WORK TASK - Nothing but an exact repetition of the entries should appear in the answer.
BEGIN
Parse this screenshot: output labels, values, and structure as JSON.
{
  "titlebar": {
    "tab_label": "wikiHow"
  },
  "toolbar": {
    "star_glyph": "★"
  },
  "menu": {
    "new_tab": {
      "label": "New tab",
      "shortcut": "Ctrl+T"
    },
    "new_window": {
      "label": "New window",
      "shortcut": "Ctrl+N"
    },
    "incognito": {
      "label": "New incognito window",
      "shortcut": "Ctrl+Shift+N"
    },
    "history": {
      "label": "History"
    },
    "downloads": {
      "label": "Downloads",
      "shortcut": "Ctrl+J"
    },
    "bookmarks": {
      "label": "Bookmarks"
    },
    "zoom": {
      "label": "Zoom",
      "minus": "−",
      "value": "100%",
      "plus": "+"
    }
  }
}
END
EXPECTED ANSWER -
Parse this screenshot: output labels, values, and structure as JSON.
{
  "titlebar": {
    "tab_label": "wikiHow"
  },
  "toolbar": {
    "star_glyph": "★"
  },
  "menu": {
    "new_tab": {
      "label": "New tab",
      "shortcut": "Ctrl+T"
    },
    "new_window": {
      "label": "New window",
      "shortcut": "Ctrl+N"
    },
    "incognito": {
      "label": "New incognito window",
      "shortcut": "Ctrl+Shift+N"
    },
    "history": {
      "label": "History"
    },
    "downloads": {
      "label": "Downloads",
      "shortcut": "Ctrl+J"
    },
    "bookmarks": {
      "label": "Bookmarks"
    },
    "zoom": {
      "label": "Zoom",
      "minus": "−",
      "value": "100%",
      "plus": "+"
    }
  }
}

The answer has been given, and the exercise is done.